That’s because our use of style words is linked to how we process our social context. Both structuring our speech and skills such as reading other people’s facial expressions or concealing emotions are located in the same region of the brain – the frontal lobe. Pennebaker says that this makes the two directly correlated.
Turns out, it may be possible to tell how out-going or socially awkward a person is just by looking at their use of pronouns or prepositions!
Lesson 2: The pronouns you use disclose a lot about your socialization and thinking style.
During his research, Pennebaker found that style words can reflect a lot more about people than just their social skills. In fact, it seems that the whole process of socialization each of us went through is heavily reflected in the use of pronouns.
A woman’s language is usually more loaded with “I” pronouns, suggesting that they are more conditioned for self-awareness and self-focus. Men, on average, use these singular, first-person pronouns less frequently. In turn, their speech is more loaded with articles which, according to the author, is connected to the fact that men talk about specific objects more often than women.
However, gender is not the only factor influencing our use of style words. Another one is our thinking style. Pennebaker analyzed this connection by looking at stream-of-consciousness essays written by many different people during one of his experiments.
His conclusions led him to identify three different thinking styles that showed through the respective use of function words. Formal thinking was characterized by frequent use of articles and prepositions. Analytic thinking, displayed by the people who strove to understand the world around them, was verbalized through a high content of negations and exclusives. The last type, narrative thinking, used a variety of pronouns, past tense verbs and conjunctions.
Lesson 3: People who use function words in similar ways are more likely to get on well.
What also matters is how people use language in relation to one another. Have you ever noticed yourself “borrowing” phrases or even just particular words from your friends or movie characters?
This is a perfectly natural process, called “language style matching” (LSM) by linguists. It involves one person mimicking another’s use of function words, especially pronouns. Interestingly, the extent to which LSM occurs is dependent on the level of engagement with the other person.
This has far-reaching implications. For example, researchers found that by measuring LSM during a speed dating experiment, they could, to some extent, predict how compatible the couples will be in the future. It turned out that 77 percent of the couples who scored high on LSM tests were still dating after three months. The same was true for only 52% of those whose LSM score during the experiment was below average.
The use of pronouns can also be a good predictor of the performance in teams. Here, it is all about how much individual members identify with the team as a whole. Pennebaker says that this may translate into how often they use the pronoun “we,” in reference to the team activities.
If the frequency is high in most members – there are good chances that the teamwork will be a success.
The Secret Life of Pronouns Review
The Secret Life of Pronouns is the kind of book that has the potential to reveal a whole new world to you. Turns out that, by paying attention to the little habits in each others’ (and our own) language, we can access information that otherwise remains hidden! If you read this book attentively you will, yet again, be reminded how much human connection is based on the unconscious, yet crucial, behaviors and tendencies. And that is truly eye-opening.

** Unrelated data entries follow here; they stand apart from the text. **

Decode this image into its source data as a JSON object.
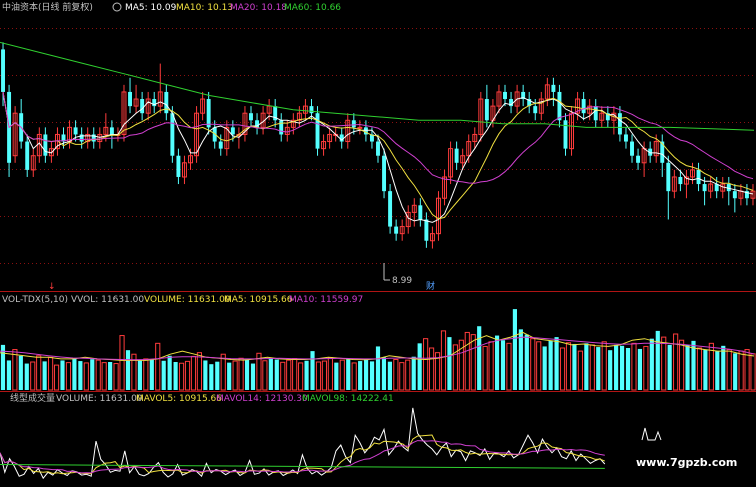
{
  "header": {
    "title": "中油资本(日线 前复权)",
    "ma5": "MA5: 10.09",
    "ma10": "MA10: 10.13",
    "ma20": "MA20: 10.18",
    "ma60": "MA60: 10.66"
  },
  "vol_panel": {
    "name": "VOL-TDX(5,10)",
    "vvol": "VVOL: 11631.00",
    "volume": "VOLUME: 11631.00",
    "ma5": "MA5: 10915.66",
    "ma10": "MA10: 11559.97"
  },
  "line_panel": {
    "name": "线型成交量",
    "volume": "VOLUME: 11631.00",
    "mavol5": "MAVOL5: 10915.66",
    "mavol14": "MAVOL14: 12130.30",
    "mavol98": "MAVOL98: 14222.41"
  },
  "annotations": {
    "low_price": "8.99",
    "cai_marker": "财",
    "watermark": "www.7gpzb.com"
  },
  "colors": {
    "up": "#ff3c3c",
    "down": "#54ffff",
    "ma5": "#ffffff",
    "ma10": "#f0e040",
    "ma20": "#d040d0",
    "ma60": "#30d030",
    "title_text": "#c0c0c0",
    "grid": "#8a1010"
  },
  "chart_data": {
    "type": "candlestick",
    "price_ylim": [
      8.8,
      12.3
    ],
    "low_label": 8.99,
    "candles": [
      [
        11.8,
        11.2,
        11.9,
        11.0
      ],
      [
        11.2,
        10.2,
        11.3,
        10.0
      ],
      [
        10.3,
        10.9,
        11.0,
        10.2
      ],
      [
        10.9,
        10.5,
        11.1,
        10.4
      ],
      [
        10.5,
        10.1,
        10.6,
        10.0
      ],
      [
        10.1,
        10.3,
        10.4,
        10.0
      ],
      [
        10.3,
        10.6,
        10.7,
        10.2
      ],
      [
        10.6,
        10.3,
        10.7,
        10.2
      ],
      [
        10.3,
        10.4,
        10.5,
        10.2
      ],
      [
        10.4,
        10.6,
        10.7,
        10.3
      ],
      [
        10.6,
        10.5,
        10.7,
        10.4
      ],
      [
        10.5,
        10.7,
        10.8,
        10.4
      ],
      [
        10.7,
        10.6,
        10.8,
        10.5
      ],
      [
        10.6,
        10.5,
        10.7,
        10.4
      ],
      [
        10.5,
        10.6,
        10.7,
        10.4
      ],
      [
        10.6,
        10.5,
        10.7,
        10.4
      ],
      [
        10.5,
        10.6,
        10.7,
        10.4
      ],
      [
        10.6,
        10.7,
        10.9,
        10.5
      ],
      [
        10.7,
        10.6,
        10.8,
        10.4
      ],
      [
        10.6,
        10.6,
        10.7,
        10.5
      ],
      [
        10.6,
        11.2,
        11.3,
        10.5
      ],
      [
        11.2,
        11.0,
        11.4,
        10.9
      ],
      [
        11.0,
        11.1,
        11.3,
        10.9
      ],
      [
        11.1,
        10.9,
        11.2,
        10.8
      ],
      [
        10.9,
        11.1,
        11.2,
        10.8
      ],
      [
        11.1,
        11.0,
        11.2,
        10.9
      ],
      [
        11.0,
        11.2,
        11.6,
        10.9
      ],
      [
        11.2,
        10.9,
        11.3,
        10.8
      ],
      [
        10.9,
        10.3,
        11.0,
        10.2
      ],
      [
        10.3,
        10.0,
        10.4,
        9.9
      ],
      [
        10.0,
        10.2,
        10.3,
        9.9
      ],
      [
        10.2,
        10.3,
        10.4,
        10.1
      ],
      [
        10.3,
        10.9,
        11.0,
        10.2
      ],
      [
        10.9,
        11.1,
        11.2,
        10.8
      ],
      [
        11.1,
        10.7,
        11.2,
        10.6
      ],
      [
        10.7,
        10.5,
        10.8,
        10.4
      ],
      [
        10.5,
        10.4,
        10.6,
        10.3
      ],
      [
        10.4,
        10.7,
        10.8,
        10.3
      ],
      [
        10.7,
        10.6,
        10.8,
        10.5
      ],
      [
        10.6,
        10.6,
        10.7,
        10.4
      ],
      [
        10.6,
        10.9,
        11.0,
        10.5
      ],
      [
        10.9,
        10.8,
        11.0,
        10.7
      ],
      [
        10.8,
        10.7,
        10.9,
        10.6
      ],
      [
        10.7,
        10.9,
        11.0,
        10.6
      ],
      [
        10.9,
        11.0,
        11.1,
        10.8
      ],
      [
        11.0,
        10.8,
        11.1,
        10.7
      ],
      [
        10.8,
        10.6,
        10.9,
        10.5
      ],
      [
        10.6,
        10.7,
        10.8,
        10.5
      ],
      [
        10.7,
        10.8,
        10.9,
        10.6
      ],
      [
        10.8,
        10.9,
        11.0,
        10.7
      ],
      [
        10.9,
        11.0,
        11.1,
        10.8
      ],
      [
        11.0,
        10.9,
        11.1,
        10.8
      ],
      [
        10.9,
        10.4,
        11.0,
        10.3
      ],
      [
        10.4,
        10.5,
        10.6,
        10.3
      ],
      [
        10.5,
        10.6,
        10.7,
        10.4
      ],
      [
        10.6,
        10.6,
        10.7,
        10.5
      ],
      [
        10.6,
        10.5,
        10.7,
        10.4
      ],
      [
        10.5,
        10.8,
        10.9,
        10.4
      ],
      [
        10.8,
        10.7,
        10.9,
        10.6
      ],
      [
        10.7,
        10.7,
        10.8,
        10.6
      ],
      [
        10.7,
        10.6,
        10.8,
        10.5
      ],
      [
        10.6,
        10.5,
        10.7,
        10.4
      ],
      [
        10.5,
        10.3,
        10.6,
        10.2
      ],
      [
        10.3,
        9.8,
        10.4,
        9.7
      ],
      [
        9.8,
        9.3,
        9.9,
        9.2
      ],
      [
        9.3,
        9.2,
        9.4,
        9.1
      ],
      [
        9.2,
        9.3,
        9.4,
        9.1
      ],
      [
        9.3,
        9.5,
        9.6,
        9.2
      ],
      [
        9.5,
        9.6,
        9.7,
        9.3
      ],
      [
        9.6,
        9.4,
        9.7,
        9.3
      ],
      [
        9.4,
        9.1,
        9.5,
        9.0
      ],
      [
        9.1,
        9.2,
        9.3,
        8.99
      ],
      [
        9.2,
        9.7,
        9.8,
        9.1
      ],
      [
        9.7,
        10.0,
        10.1,
        9.6
      ],
      [
        10.0,
        10.4,
        10.5,
        9.9
      ],
      [
        10.4,
        10.2,
        10.5,
        10.1
      ],
      [
        10.2,
        10.3,
        10.4,
        10.1
      ],
      [
        10.3,
        10.5,
        10.6,
        10.2
      ],
      [
        10.5,
        10.6,
        10.7,
        10.4
      ],
      [
        10.6,
        11.1,
        11.2,
        10.5
      ],
      [
        11.1,
        10.8,
        11.3,
        10.7
      ],
      [
        10.8,
        11.0,
        11.1,
        10.7
      ],
      [
        11.0,
        11.2,
        11.3,
        10.9
      ],
      [
        11.2,
        11.1,
        11.3,
        11.0
      ],
      [
        11.1,
        11.0,
        11.2,
        10.9
      ],
      [
        11.0,
        11.2,
        11.3,
        10.9
      ],
      [
        11.2,
        11.1,
        11.3,
        11.0
      ],
      [
        11.1,
        11.0,
        11.2,
        10.9
      ],
      [
        11.0,
        10.9,
        11.1,
        10.8
      ],
      [
        10.9,
        11.1,
        11.2,
        10.8
      ],
      [
        11.1,
        11.3,
        11.4,
        11.0
      ],
      [
        11.3,
        11.2,
        11.4,
        11.0
      ],
      [
        11.2,
        10.8,
        11.3,
        10.7
      ],
      [
        10.8,
        10.4,
        10.9,
        10.3
      ],
      [
        10.4,
        10.9,
        11.0,
        10.3
      ],
      [
        10.9,
        11.1,
        11.2,
        10.8
      ],
      [
        11.1,
        10.9,
        11.2,
        10.8
      ],
      [
        10.9,
        11.0,
        11.1,
        10.8
      ],
      [
        11.0,
        10.8,
        11.1,
        10.7
      ],
      [
        10.8,
        10.9,
        11.0,
        10.7
      ],
      [
        10.9,
        10.8,
        11.0,
        10.7
      ],
      [
        10.8,
        10.9,
        11.0,
        10.6
      ],
      [
        10.9,
        10.6,
        11.0,
        10.5
      ],
      [
        10.6,
        10.5,
        10.7,
        10.4
      ],
      [
        10.5,
        10.3,
        10.6,
        10.2
      ],
      [
        10.3,
        10.2,
        10.4,
        10.1
      ],
      [
        10.2,
        10.4,
        10.5,
        10.0
      ],
      [
        10.4,
        10.3,
        10.5,
        10.2
      ],
      [
        10.3,
        10.5,
        10.6,
        10.2
      ],
      [
        10.5,
        10.2,
        10.6,
        10.0
      ],
      [
        10.2,
        9.8,
        10.3,
        9.4
      ],
      [
        9.8,
        10.0,
        10.1,
        9.7
      ],
      [
        10.0,
        9.9,
        10.1,
        9.8
      ],
      [
        9.9,
        10.0,
        10.1,
        9.7
      ],
      [
        10.0,
        10.1,
        10.2,
        9.9
      ],
      [
        10.1,
        9.9,
        10.2,
        9.8
      ],
      [
        9.9,
        9.8,
        10.0,
        9.6
      ],
      [
        9.8,
        9.9,
        10.0,
        9.7
      ],
      [
        9.9,
        9.8,
        10.0,
        9.7
      ],
      [
        9.8,
        9.9,
        10.0,
        9.7
      ],
      [
        9.9,
        9.8,
        10.0,
        9.6
      ],
      [
        9.8,
        9.7,
        9.9,
        9.5
      ],
      [
        9.7,
        9.8,
        9.9,
        9.6
      ],
      [
        9.8,
        9.7,
        9.9,
        9.6
      ],
      [
        9.7,
        9.8,
        9.9,
        9.6
      ]
    ],
    "ma60": [
      11.9,
      11.75,
      11.6,
      11.45,
      11.3,
      11.15,
      11.05,
      10.95,
      10.9,
      10.85,
      10.8,
      10.8,
      10.75,
      10.75,
      10.7,
      10.7,
      10.7,
      10.68,
      10.66
    ],
    "volume": [
      14500,
      9500,
      13000,
      11000,
      8500,
      9000,
      11000,
      9200,
      10500,
      8000,
      9500,
      8800,
      10200,
      9300,
      8700,
      9900,
      9600,
      8800,
      9000,
      8500,
      17500,
      12800,
      11500,
      9500,
      10000,
      9800,
      15000,
      9400,
      11000,
      9000,
      8600,
      9200,
      10800,
      12000,
      9500,
      8300,
      9100,
      11500,
      8800,
      9300,
      10200,
      9700,
      8500,
      11800,
      9400,
      10200,
      9800,
      8900,
      9600,
      10100,
      8700,
      9400,
      12500,
      9000,
      9300,
      10400,
      8800,
      9600,
      9900,
      8700,
      9300,
      10100,
      9200,
      14000,
      10500,
      9100,
      9800,
      8800,
      9600,
      10700,
      15000,
      16500,
      13500,
      12000,
      19000,
      17000,
      14500,
      16000,
      18500,
      17800,
      20500,
      14000,
      15500,
      17500,
      16000,
      15000,
      26000,
      19500,
      17800,
      16500,
      15500,
      14000,
      15800,
      17000,
      13500,
      15200,
      14800,
      12500,
      15000,
      14500,
      13800,
      15500,
      12800,
      14500,
      14200,
      13500,
      15000,
      13200,
      14000,
      16500,
      19000,
      17000,
      14500,
      18000,
      16000,
      14500,
      15800,
      13500,
      13000,
      15000,
      12500,
      14200,
      13000,
      11800,
      12500,
      13000,
      11631
    ],
    "vol_ma5": [
      12000,
      11500,
      11000,
      10500,
      10500,
      10000,
      10000,
      10500,
      10000,
      9800,
      9500,
      9500,
      9500,
      10000,
      11500,
      12500,
      11500,
      10500,
      10200,
      9800,
      9600,
      10000,
      10500,
      10000,
      9800,
      9800,
      10000,
      10500,
      10200,
      9800,
      9700,
      10000,
      11000,
      10500,
      10000,
      9800,
      10200,
      11000,
      13500,
      16000,
      17500,
      16000,
      17000,
      18500,
      16500,
      16000,
      15500,
      14500,
      14800,
      14200,
      14000,
      14500,
      16000,
      16500,
      15500,
      15000,
      14500,
      13500,
      13000,
      12500,
      12500,
      11500,
      10916
    ],
    "vol_ma10": [
      12500,
      12300,
      12000,
      11500,
      11000,
      10600,
      10300,
      10200,
      10000,
      9900,
      9800,
      9700,
      9800,
      10100,
      10500,
      10700,
      10700,
      10500,
      10300,
      10100,
      10000,
      10000,
      10100,
      10200,
      10100,
      10000,
      10000,
      10100,
      10200,
      10100,
      10000,
      10000,
      10200,
      10300,
      10300,
      10200,
      10400,
      11000,
      12000,
      13500,
      15000,
      16000,
      16500,
      17000,
      16800,
      16500,
      16200,
      15800,
      15500,
      15200,
      14900,
      14700,
      14800,
      15000,
      15000,
      14900,
      14700,
      14300,
      13900,
      13500,
      13100,
      12500,
      11560
    ],
    "mavol5": 10915.66,
    "mavol14": 12130.3,
    "mavol98": 14222.41
  }
}
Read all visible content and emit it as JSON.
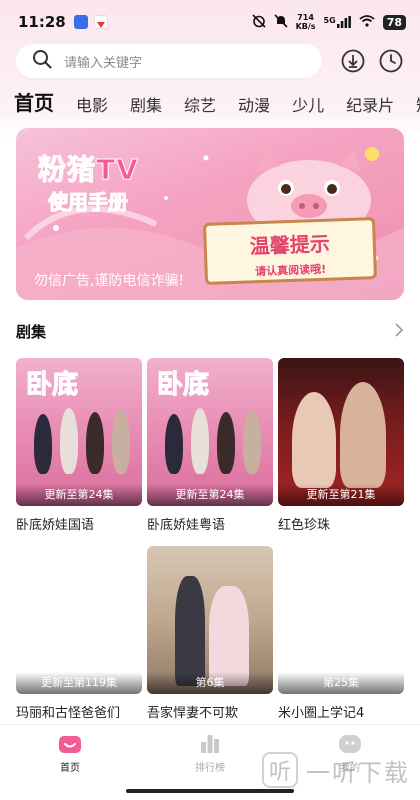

Who would I recommend The Secret Life of Pronouns summary to?
The 35-year-old life coach who wants to get a more nuanced image of their clients, the 22-year-old linguistics student looking for inspiration for an essay, and to anyone who is eager to explore the intersection of the human mind and language.